"The Supreme Court's decision will have far-reaching effects on the number of uninsured Americans and premiums," said Andrew Hyman, senior program officer at the foundation.
"The court's decision could significantly undermine the stability of insurance markets in dozens of states, which will impact those who are covered as well as the remaining uninsured," Hyman said.
The two analyses were spurred by the Supreme Court's decision to hear a case challenging the HealthCare.gov subsidies. Oral arguments in the case known as King v. Burwell are set for March.
The subsidies on the exchange help reduce monthly premiums—often significantly—when income falls between one and four times the federal poverty level. In 2014, the federal poverty level for a family of three was just under $19,800.
Plaintiffs in King v. Burwell argue that the subsidies cannot be given to HealthCare.gov customers because the Affordable Care Act does not explicitly talk about granting financial assistant through a federally run Obamacare exchange, while it does explicitly do so for customers of exchanges run by individual states.
The Obama administration has scoffed at that argument, saying the overall language of the ACA authorizes HealthCare.gov subsidies, and that the law has long been understood as designed to reduce the number of people without health insurance nationwide, regardless of who operates the exchanges.

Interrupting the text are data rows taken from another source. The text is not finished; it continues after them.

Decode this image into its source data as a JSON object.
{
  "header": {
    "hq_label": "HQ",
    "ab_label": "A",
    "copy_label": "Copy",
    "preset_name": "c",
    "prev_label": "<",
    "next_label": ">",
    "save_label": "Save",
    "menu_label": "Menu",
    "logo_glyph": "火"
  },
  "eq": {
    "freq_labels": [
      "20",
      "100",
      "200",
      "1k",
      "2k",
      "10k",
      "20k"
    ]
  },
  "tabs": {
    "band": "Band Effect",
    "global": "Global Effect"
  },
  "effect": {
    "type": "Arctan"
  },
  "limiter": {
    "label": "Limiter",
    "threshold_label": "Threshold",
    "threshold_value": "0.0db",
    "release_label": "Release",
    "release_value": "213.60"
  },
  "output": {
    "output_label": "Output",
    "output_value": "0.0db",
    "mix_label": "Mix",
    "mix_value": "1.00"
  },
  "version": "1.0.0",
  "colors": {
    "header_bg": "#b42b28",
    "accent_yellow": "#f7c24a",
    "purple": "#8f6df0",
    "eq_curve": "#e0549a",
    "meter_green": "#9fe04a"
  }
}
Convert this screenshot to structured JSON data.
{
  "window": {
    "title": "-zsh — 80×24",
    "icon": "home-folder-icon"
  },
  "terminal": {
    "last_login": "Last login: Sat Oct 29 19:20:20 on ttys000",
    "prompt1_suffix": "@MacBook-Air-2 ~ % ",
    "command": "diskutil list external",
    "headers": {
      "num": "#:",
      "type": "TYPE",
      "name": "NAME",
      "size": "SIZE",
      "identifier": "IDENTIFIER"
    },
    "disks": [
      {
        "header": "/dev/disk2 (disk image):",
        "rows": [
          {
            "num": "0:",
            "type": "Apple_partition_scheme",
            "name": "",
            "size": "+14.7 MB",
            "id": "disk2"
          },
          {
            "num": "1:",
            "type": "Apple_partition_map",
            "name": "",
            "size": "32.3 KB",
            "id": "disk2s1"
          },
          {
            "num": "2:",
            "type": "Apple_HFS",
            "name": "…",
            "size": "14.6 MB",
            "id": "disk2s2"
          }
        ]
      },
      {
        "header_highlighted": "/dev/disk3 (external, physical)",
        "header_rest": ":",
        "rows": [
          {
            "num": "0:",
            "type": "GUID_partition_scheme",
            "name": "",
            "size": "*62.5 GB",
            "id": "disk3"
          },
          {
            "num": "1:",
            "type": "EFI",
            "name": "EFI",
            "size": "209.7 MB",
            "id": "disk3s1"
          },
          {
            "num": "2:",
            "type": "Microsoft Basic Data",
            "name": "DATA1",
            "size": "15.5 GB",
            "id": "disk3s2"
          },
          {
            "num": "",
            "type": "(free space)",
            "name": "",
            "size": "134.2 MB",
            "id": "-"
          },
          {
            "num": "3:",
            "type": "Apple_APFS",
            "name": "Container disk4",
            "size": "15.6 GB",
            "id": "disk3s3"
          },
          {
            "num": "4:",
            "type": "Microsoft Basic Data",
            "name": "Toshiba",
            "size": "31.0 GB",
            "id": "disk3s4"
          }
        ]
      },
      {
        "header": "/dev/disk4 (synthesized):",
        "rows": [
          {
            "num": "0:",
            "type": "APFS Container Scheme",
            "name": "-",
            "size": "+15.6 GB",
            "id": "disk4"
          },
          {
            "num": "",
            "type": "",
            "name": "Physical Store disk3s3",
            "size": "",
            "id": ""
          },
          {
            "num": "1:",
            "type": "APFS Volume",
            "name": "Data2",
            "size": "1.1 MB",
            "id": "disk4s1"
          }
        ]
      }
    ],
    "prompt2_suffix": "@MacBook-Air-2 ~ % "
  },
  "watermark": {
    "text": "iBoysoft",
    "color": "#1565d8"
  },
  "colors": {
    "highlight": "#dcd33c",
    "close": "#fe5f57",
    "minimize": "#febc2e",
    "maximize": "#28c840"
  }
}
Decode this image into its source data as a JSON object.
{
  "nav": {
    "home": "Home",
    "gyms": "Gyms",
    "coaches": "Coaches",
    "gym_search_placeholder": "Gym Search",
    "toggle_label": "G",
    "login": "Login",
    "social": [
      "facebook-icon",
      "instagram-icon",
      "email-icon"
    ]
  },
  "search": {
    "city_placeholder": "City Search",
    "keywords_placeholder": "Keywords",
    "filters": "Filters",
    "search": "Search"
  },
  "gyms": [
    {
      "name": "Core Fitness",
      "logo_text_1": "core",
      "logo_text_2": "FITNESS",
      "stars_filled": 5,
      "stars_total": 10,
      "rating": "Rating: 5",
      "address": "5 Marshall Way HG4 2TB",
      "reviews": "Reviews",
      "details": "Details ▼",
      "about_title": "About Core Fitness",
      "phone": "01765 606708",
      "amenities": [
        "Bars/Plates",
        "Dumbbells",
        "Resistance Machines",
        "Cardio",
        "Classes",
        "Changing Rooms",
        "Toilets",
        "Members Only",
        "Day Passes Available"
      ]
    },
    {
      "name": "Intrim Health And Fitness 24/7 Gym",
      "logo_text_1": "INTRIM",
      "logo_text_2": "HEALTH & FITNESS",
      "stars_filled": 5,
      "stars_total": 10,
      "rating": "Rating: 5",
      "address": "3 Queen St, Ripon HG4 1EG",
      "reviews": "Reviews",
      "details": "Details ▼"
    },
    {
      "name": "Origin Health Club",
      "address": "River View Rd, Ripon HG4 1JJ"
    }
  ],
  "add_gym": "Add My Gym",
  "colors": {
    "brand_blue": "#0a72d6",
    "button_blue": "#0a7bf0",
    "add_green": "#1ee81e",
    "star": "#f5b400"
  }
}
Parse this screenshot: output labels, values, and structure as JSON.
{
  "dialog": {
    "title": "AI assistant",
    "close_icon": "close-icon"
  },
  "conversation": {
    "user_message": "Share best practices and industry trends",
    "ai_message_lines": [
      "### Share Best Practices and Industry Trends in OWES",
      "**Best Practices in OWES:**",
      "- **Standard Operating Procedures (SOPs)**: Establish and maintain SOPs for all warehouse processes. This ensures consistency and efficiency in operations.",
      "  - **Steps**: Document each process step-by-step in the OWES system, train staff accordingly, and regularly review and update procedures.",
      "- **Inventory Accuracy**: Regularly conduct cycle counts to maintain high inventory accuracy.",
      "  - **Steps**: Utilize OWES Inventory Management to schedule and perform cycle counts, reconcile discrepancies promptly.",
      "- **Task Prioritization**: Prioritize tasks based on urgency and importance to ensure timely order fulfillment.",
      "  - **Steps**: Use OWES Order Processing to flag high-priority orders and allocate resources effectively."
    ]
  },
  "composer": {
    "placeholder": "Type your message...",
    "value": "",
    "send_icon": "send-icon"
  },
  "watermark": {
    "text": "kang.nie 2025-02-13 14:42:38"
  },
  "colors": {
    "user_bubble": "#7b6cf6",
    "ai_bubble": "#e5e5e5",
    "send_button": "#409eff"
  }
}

The Supreme Court case does not threaten the legality of subsidies given to customers of state-run exchanges.
A decision in the case is expected in June.